In addition to his doctoral studies, Mr. Kornbluth has also conducted archival research in Serbia on the topic of collaboration and national identity in that country during the Second World War. He has been the recipient of fellowships from the Foreign Language and Area Studies program, the American Council of Learned Societies, the International Research and Exchanges Board, as well as the United States Holocaust Memorial Museum. His doctoral advisers are Profs. John Connelly, Yuri Slezkine, and Jason Wittenberg.
Dr. Jan Láníček, PhD, Post-doc Candidate, History, University of New South Wales, Australia
Dr. Jan Láníček was born in Ostrava, the Czech Republic. He received his Ph.D. from the University of Southampton in Britain (supervised by Professor Tony Kushner) and, in 2011-2012, heldaPrins Foundation Post-Doctoral Fellowship at the Center for Jewish History in New York. Dr. Láníček currently lives in Sydney and works as a post-doctoral fellow in Jewish history at the School of Humanities and Languages at the University of New South Wales. He also serves as Vice-President (for New South Wales) of the Australian Association for Jewish Studies. He recently published a monograph entitled Czechs, Slovaks and the Jews, 1938-1948: Beyond Idealisation and Condemnation (Palgrave, 2013), and also co-edited a volume on Governments-in-Exile and the Jews during the Second World War (Vallentine Mitchell, 2013). Láníček’s post-doctoral project analyzes Jewish/non-Jewish relations in East-Central Europe from 1933 to 1939 through the prism of the international construction of the ‘Jewish minority question’. The project will add new dimensions of understanding to the topic by addressing the ways in which the international community treated the Jewish question in the framework of the Minorities Treaties signed in 1919. The project offers four perspectives on the main research question: a) the way in which East-Central European countries (Czechoslovakia, Hungary, Poland and Romania) in the 1930s attempted to transform their domestic Jewish question into an international issue; b) the perception of the Jewish minority in the countries in comparison with other ethnic minorities; c) the treatment of the Jewish minority question in the region by international actors; d) perspectives offered by various western Jewish activists.

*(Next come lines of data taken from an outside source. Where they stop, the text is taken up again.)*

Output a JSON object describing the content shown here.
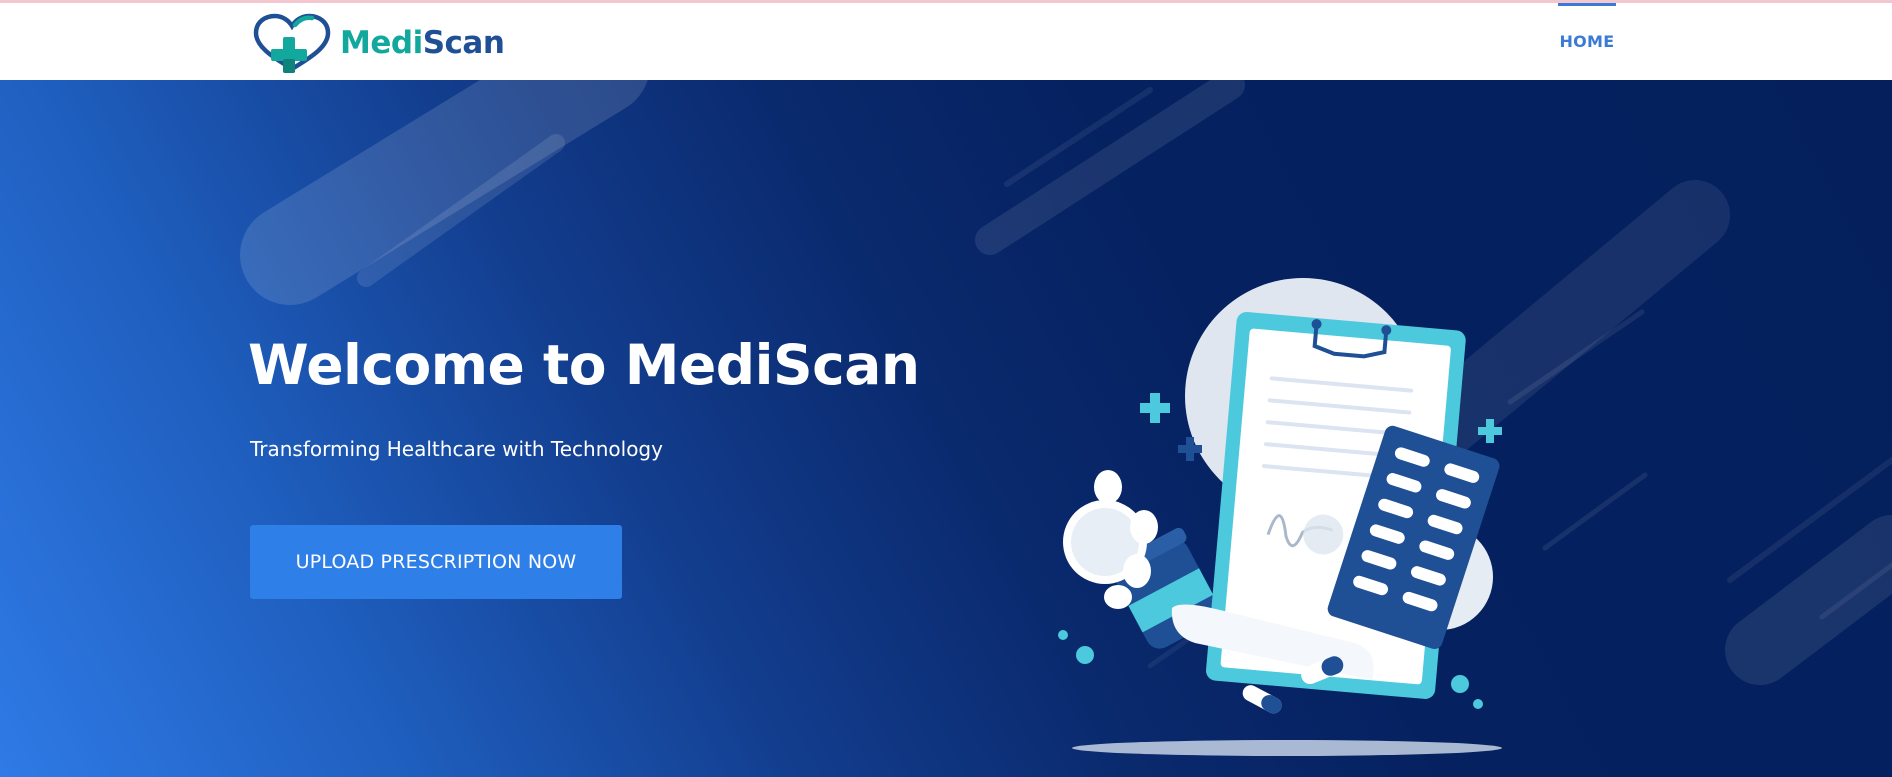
{
  "nav": {
    "brand_part1": "Medi",
    "brand_part2": "Scan",
    "home_label": "HOME"
  },
  "hero": {
    "title": "Welcome to MediScan",
    "subtitle": "Transforming Healthcare with Technology",
    "cta_label": "UPLOAD PRESCRIPTION NOW"
  },
  "colors": {
    "brand_teal": "#13a89e",
    "brand_navy": "#1f4f95",
    "accent_blue": "#3a7bd5",
    "button_blue": "#2f7fe8",
    "hero_dark": "#041f5c",
    "illustration_cyan": "#4cc9dd"
  },
  "icons": {
    "logo": "heart-with-plus-icon",
    "illustration": "prescription-clipboard-pills-illustration"
  }
}
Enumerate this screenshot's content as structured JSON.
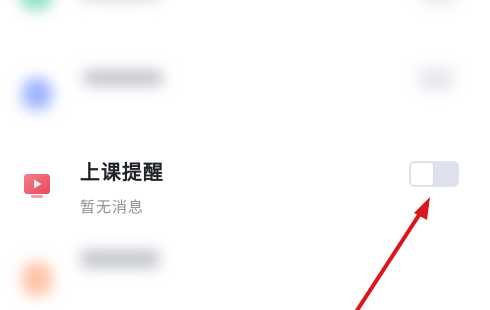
{
  "reminder": {
    "title": "上课提醒",
    "subtitle": "暂无消息",
    "toggle_state": "off",
    "icon": "tv-icon"
  },
  "colors": {
    "icon_red": "#ee5a6b",
    "toggle_track": "#dfe2ee",
    "arrow_red": "#d9161c",
    "title": "#1f2329",
    "subtitle": "#8a8f99"
  }
}
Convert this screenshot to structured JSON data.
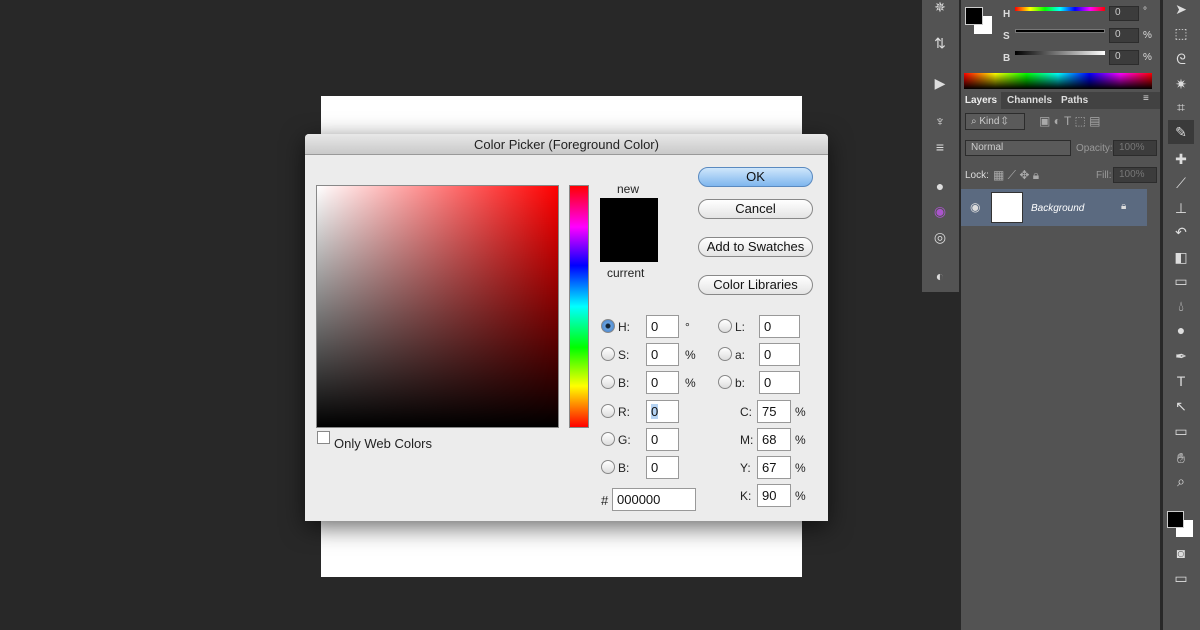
{
  "dialog": {
    "title": "Color Picker (Foreground Color)",
    "new_label": "new",
    "current_label": "current",
    "only_web_colors": "Only Web Colors",
    "only_web_checked": false,
    "buttons": {
      "ok": "OK",
      "cancel": "Cancel",
      "add_swatches": "Add to Swatches",
      "color_libraries": "Color Libraries"
    },
    "fields": {
      "H": {
        "label": "H:",
        "value": "0",
        "unit": "°"
      },
      "S": {
        "label": "S:",
        "value": "0",
        "unit": "%"
      },
      "B": {
        "label": "B:",
        "value": "0",
        "unit": "%"
      },
      "R": {
        "label": "R:",
        "value": "0"
      },
      "G": {
        "label": "G:",
        "value": "0"
      },
      "Bl": {
        "label": "B:",
        "value": "0"
      },
      "L": {
        "label": "L:",
        "value": "0"
      },
      "a": {
        "label": "a:",
        "value": "0"
      },
      "b": {
        "label": "b:",
        "value": "0"
      },
      "C": {
        "label": "C:",
        "value": "75",
        "unit": "%"
      },
      "M": {
        "label": "M:",
        "value": "68",
        "unit": "%"
      },
      "Y": {
        "label": "Y:",
        "value": "67",
        "unit": "%"
      },
      "K": {
        "label": "K:",
        "value": "90",
        "unit": "%"
      },
      "hex_label": "#",
      "hex": "000000"
    },
    "selected_mode": "H",
    "new_color": "#000000",
    "current_color": "#000000"
  },
  "color_panel": {
    "H": {
      "label": "H",
      "value": "0",
      "unit": "°"
    },
    "S": {
      "label": "S",
      "value": "0",
      "unit": "%"
    },
    "B": {
      "label": "B",
      "value": "0",
      "unit": "%"
    }
  },
  "layers_panel": {
    "tabs": [
      "Layers",
      "Channels",
      "Paths"
    ],
    "active_tab": "Layers",
    "kind": "Kind",
    "blend_mode": "Normal",
    "opacity_label": "Opacity:",
    "opacity": "100%",
    "lock_label": "Lock:",
    "fill_label": "Fill:",
    "fill": "100%",
    "layers": [
      {
        "name": "Background",
        "visible": true,
        "locked": true
      }
    ]
  }
}
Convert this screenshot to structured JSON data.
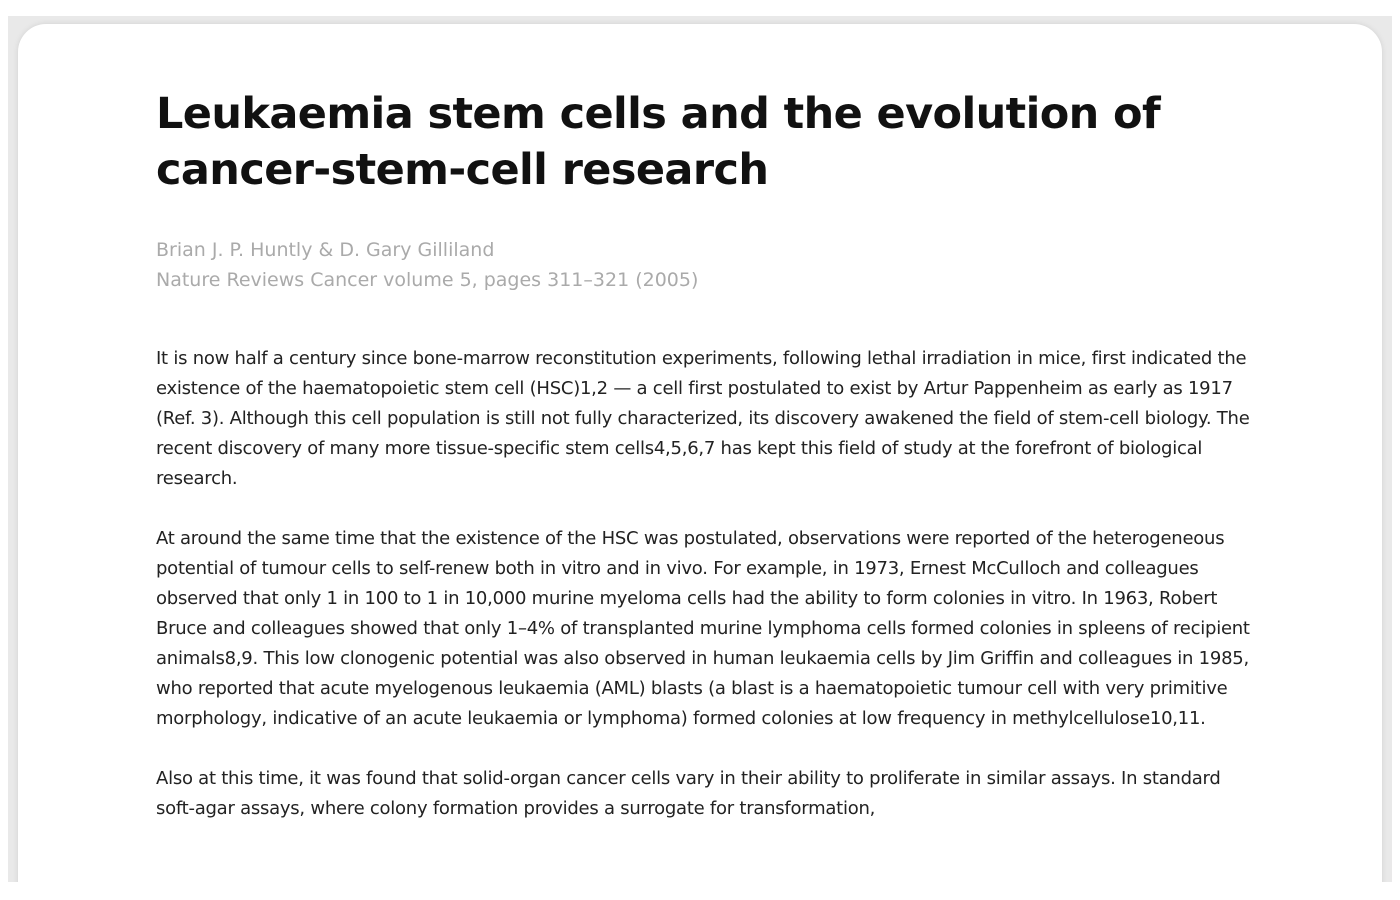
{
  "article": {
    "title": "Leukaemia stem cells and the evolution of cancer-stem-cell research",
    "authors": "Brian J. P. Huntly & D. Gary Gilliland",
    "citation": "Nature Reviews Cancer volume 5, pages 311–321 (2005)",
    "paragraphs": [
      "It is now half a century since bone-marrow reconstitution experiments, following lethal irradiation in mice, first indicated the existence of the haematopoietic stem cell (HSC)1,2 — a cell first postulated to exist by Artur Pappenheim as early as 1917 (Ref. 3). Although this cell population is still not fully characterized, its discovery awakened the field of stem-cell biology. The recent discovery of many more tissue-specific stem cells4,5,6,7 has kept this field of study at the forefront of biological research.",
      "At around the same time that the existence of the HSC was postulated, observations were reported of the heterogeneous potential of tumour cells to self-renew both in vitro and in vivo. For example, in 1973, Ernest McCulloch and colleagues observed that only 1 in 100 to 1 in 10,000 murine myeloma cells had the ability to form colonies in vitro. In 1963, Robert Bruce and colleagues showed that only 1–4% of transplanted murine lymphoma cells formed colonies in spleens of recipient animals8,9. This low clonogenic potential was also observed in human leukaemia cells by Jim Griffin and colleagues in 1985, who reported that acute myelogenous leukaemia (AML) blasts (a blast is a haematopoietic tumour cell with very primitive morphology, indicative of an acute leukaemia or lymphoma) formed colonies at low frequency in methylcellulose10,11.",
      "Also at this time, it was found that solid-organ cancer cells vary in their ability to proliferate in similar assays. In standard soft-agar assays, where colony formation provides a surrogate for transformation,"
    ]
  }
}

The lenses provide comprehensive insights into Jewish life in East-Central Europe in the 1930s shortly before the Holocaust.
Dr. Yaron Pasher, PhD, Post-doc Candidate, History, Tel Aviv University, Israel
Dr. Yaron Pasher wrote his PhD at Tel Aviv University under co-supervision from Prof. Gerhard L. Weinberg (University of North Carolina, Chapel Hill) and Prof Dina Porat (Chief Historian of Yad Vashem, Tel Aviv University). Yaron is a Postdoctoral Research Fellow at the International Institute for Holocaust Research at Yad Vashem working on the topic titled: ” Albert Ganzenmüller: The “Steam” Behind the German War Machine and the “Final Solution”. His upcoming book to published in early fall 2014 by ” University Press of Kansas ” – ( Modern War Studies) is titled: “HOLOCAUST VERSUS WEHRMACHT : How Hitler’s “Final Solution” undermined the German War Effort”. It deals with logistics and strategy of the German army between 1941-1944 in relation to the “Final Solution”.